No detailed agenda from Yudhoyono in first TV address
He moderates expectations and returns to his election themes
ONE hundred days are not enough to solve all of Indonesia’s problems.
That was President Susilo Bambang Yudhoyono’s message in a nationwide television address – his first since taking power on Oct 20 – that was widely expected to provide a detailed road map of his administration.
Instead, it lacked specifics, with the 55-year-old leader turning in large measure to the themes he had touched on during the election campaign.
Given the ongoing battle with a hostile Parliament and the problems facing Indonesia, his immediate aim was to moderate expectations.
‘What is clear is that the government’s first 100-day programme is not to, and will not, settle all the problems,’ he said.
The first three months would be used to identify problems and ‘set down the agenda and aims’ for his five years in office.
Clearly, reviving the moribund economy was on the top of his agenda.
He said he would build on the financial stability achieved by his predecessor Megawati Sukarnoputri and would pursue an economic policy that was ‘pro-growth, pro-employment and pro-poor’.
This would entail Jakarta providing more jobs – nearly 10 million are currently unemployed – and increasing the annual economic growth rate to 6.5 per cent from the current 4.9 per cent by attracting foreign investments and developing Indonesia’s rural sector.
The key challenge was winning back international confidence in the country, he noted.
Dr Yudhoyono said his ministers were looking at several factors that had hindered investment flows – the legal system, poor labour laws, taxation and infrastructure.
If not addressed, they could set Indonesia back even further, he said.
Central to restoring economic growth was the fight against corruption, for graft has scared away badly needed foreign investment and prevented the economy from matching the growth achieved by other Asian countries.
Independent groups have consistently rated Indonesia as one the world’s most corrupt nations.
From the start, Dr Yudhoyono had promised a dose of ‘shock therapy’ in fighting graft.
He revealed that he had told Attorney-General Abdurahman Saleh to begin prioritising the corruption cases to be prosecuted.
He also made clear to his ministers that they would be sacked if they engaged in corruption.
Besides setting up an independent commission to deal with the problem, he would also convene monthly Cabinet meetings on the issue.
Another major priority was maintaining security.
The President said he would step up efforts to fight terrorism.
For a start, he had told police to hunt down Azahari Husin and Noordin Mohd Top, two Malaysians linked to the Jemaah Islamiah terrorist network who were responsible for a series of terror attacks in Indonesia since 2002.
Dr Yudhoyono said his government would also work to resolve separatist conflicts in the far-flung provinces of Papua and Aceh, and end simmering sectarian conflict on the island of Sulawesi.
Over the weekend, a blast killing six people in the troubled Poso regency of Sulawesi, which has seen Muslim-Christian clashes for the past six years, served as a reminder of how Indonesia was still prone to bloodshed.
The hour-long speech paved the way once again for critics to blast the Yudhoyono administration.
Political observer Muchyar Yara told The Straits Times: ‘He looks nice on TV. But in the long run, style counts for nothing.
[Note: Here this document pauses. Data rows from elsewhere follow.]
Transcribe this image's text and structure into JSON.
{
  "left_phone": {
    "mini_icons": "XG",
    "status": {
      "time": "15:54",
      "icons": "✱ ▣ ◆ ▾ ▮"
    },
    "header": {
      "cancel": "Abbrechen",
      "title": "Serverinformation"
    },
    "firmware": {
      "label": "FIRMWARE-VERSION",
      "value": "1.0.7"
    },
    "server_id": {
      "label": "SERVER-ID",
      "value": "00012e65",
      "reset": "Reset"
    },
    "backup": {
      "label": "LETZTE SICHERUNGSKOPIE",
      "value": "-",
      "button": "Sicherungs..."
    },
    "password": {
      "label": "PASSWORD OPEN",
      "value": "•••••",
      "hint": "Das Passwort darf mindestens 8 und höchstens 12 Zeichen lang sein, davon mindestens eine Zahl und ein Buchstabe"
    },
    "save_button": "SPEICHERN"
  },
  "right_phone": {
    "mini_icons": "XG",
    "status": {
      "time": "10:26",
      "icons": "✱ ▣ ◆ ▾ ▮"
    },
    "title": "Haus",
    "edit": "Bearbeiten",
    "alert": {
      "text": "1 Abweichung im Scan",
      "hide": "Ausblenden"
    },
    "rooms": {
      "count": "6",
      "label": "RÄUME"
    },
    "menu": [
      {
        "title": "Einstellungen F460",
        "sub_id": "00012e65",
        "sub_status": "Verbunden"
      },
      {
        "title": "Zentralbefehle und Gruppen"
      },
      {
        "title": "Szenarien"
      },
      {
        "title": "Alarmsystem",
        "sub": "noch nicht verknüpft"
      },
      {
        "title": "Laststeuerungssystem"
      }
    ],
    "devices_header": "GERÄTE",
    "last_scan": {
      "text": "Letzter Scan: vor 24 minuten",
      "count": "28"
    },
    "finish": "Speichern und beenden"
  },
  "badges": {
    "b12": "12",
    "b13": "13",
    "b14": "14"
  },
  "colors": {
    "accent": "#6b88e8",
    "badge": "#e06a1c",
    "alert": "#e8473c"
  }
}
It will be substance.’
His TV appearance late on Wednesday is the first of what will be a monthly affair where the President will make an ‘accountability speech’ to the Indonesian public.
A senior diplomat noted: ‘He wants to project this image that he is in touch with the people.
‘It is the only thing he can offer them now. It is impossible for him to resolve chronic problems within these 100 days. But after six months, people will want to see concrete results.’